San Diego Chargers: 3 Things We Learned from the Falcons Game
The Chargers won their first two games of the season, but their victories came against teams that most likely won't make the playoffs.
The Falcons were the Chargers' first test of the season, and the Chargers failed miserably.
Let's take a look at three things that we learned about the Chargers during their disappointing performance.
Ryan Mathews Still Can't Hold onto the Ball
During the offseason, there was talk that Ryan Mathews was working tirelessly to end his reputation as a fumbler.
Michael Gehlken of the U-T San Diego wrote an article that explained how Mathews was carrying a football everywhere he went—even while lifting weights.
In Mathews' first game of the 2012 season, he fumbled the ball.
To make matters even worse, Mathews fumbled the ball when the Chargers were in the red zone. His fumble completely took away any momentum the Chargers had, and it was the turning point in the game.
Mathews must get much better at holding onto the ball moving forward. He cannot continue to hurt the Chargers with his propensity to turn the ball over.
Philip Rivers Is Mistake-Prone
Just a few years ago, Philip Rivers routinely took big risks by throwing the ball deep while under pressure, and most of his risks ended up in big plays for the Chargers.
Last year, Rivers' risks started to bite him. He began to make terrible throws that were picked off by defenders. Many of the throws could be attributed to poor pass protection, but Rivers still could have made adjustments.
Going into 2012, the Chargers were hopeful that Rivers' interception problem was behind him.
However, Rivers showed against the Falcons that he still makes ill-advised throws.
Both of Rivers' interceptions against the Falcons were inexcusable throws that should have never been made.
For the Chargers to succeed this year, Rivers needs to start making the smart throw rather than constantly trying to make big plays against fantastic coverage.
The New Chargers Defense Can't Defend Tight Ends
The Chargers have long had trouble defending opposing tight ends. It seems like 2012 will be no different than the past.

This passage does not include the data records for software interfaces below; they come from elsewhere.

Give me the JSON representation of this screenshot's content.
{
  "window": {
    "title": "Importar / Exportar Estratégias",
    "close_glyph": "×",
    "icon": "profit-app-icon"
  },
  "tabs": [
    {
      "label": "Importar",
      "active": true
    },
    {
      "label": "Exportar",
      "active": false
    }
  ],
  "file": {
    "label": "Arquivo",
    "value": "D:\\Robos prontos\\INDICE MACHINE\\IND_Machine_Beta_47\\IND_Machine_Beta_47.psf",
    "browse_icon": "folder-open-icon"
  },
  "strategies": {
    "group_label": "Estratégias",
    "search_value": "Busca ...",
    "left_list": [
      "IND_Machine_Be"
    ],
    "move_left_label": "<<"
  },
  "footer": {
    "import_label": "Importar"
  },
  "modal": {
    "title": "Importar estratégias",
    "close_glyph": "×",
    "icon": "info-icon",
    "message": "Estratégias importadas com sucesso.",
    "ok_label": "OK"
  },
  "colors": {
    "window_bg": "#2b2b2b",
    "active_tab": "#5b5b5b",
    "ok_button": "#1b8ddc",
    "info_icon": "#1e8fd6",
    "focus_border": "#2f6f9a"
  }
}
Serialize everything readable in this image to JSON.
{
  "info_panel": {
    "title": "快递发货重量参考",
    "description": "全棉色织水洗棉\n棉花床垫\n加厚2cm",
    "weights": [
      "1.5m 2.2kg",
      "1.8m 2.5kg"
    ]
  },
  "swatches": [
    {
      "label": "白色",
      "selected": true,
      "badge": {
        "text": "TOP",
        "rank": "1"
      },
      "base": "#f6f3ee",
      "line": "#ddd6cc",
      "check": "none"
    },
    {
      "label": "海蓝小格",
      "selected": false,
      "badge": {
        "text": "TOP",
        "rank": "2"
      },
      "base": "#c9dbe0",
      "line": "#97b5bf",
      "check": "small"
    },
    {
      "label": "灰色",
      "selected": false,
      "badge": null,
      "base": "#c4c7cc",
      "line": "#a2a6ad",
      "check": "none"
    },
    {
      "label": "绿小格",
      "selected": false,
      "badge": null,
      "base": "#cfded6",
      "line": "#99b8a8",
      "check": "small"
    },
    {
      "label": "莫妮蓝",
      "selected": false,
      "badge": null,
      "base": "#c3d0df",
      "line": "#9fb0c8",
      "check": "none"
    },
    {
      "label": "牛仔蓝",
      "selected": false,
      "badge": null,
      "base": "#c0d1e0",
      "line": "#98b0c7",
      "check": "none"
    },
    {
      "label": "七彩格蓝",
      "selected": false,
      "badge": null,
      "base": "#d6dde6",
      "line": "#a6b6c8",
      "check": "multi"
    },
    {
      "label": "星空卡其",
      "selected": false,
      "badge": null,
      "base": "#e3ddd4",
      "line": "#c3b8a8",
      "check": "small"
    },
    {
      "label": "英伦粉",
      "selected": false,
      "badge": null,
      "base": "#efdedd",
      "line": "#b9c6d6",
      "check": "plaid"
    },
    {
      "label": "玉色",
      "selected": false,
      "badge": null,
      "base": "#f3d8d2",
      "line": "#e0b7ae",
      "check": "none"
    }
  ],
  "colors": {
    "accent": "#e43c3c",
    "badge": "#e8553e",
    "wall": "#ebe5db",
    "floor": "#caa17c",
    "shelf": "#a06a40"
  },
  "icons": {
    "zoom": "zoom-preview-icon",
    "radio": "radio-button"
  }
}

Tony Gonzalez absolutely dominated the Chargers to a tune of nine receptions for 91 yards and one touchdown. The Chargers rarely jammed Gonzalez at the line of scrimmage, which allowed him to cleanly release off of the line and get open downfield.
When a talented tight end is given a free release, you can almost guarantee that he will be wide open.
A defense has to be physical against tight ends, and the Chargers weren't physical with Gonzalez at all.
The Chargers need to evaluate how they currently defend tight ends and figure out a much better strategy against tight ends moving forward.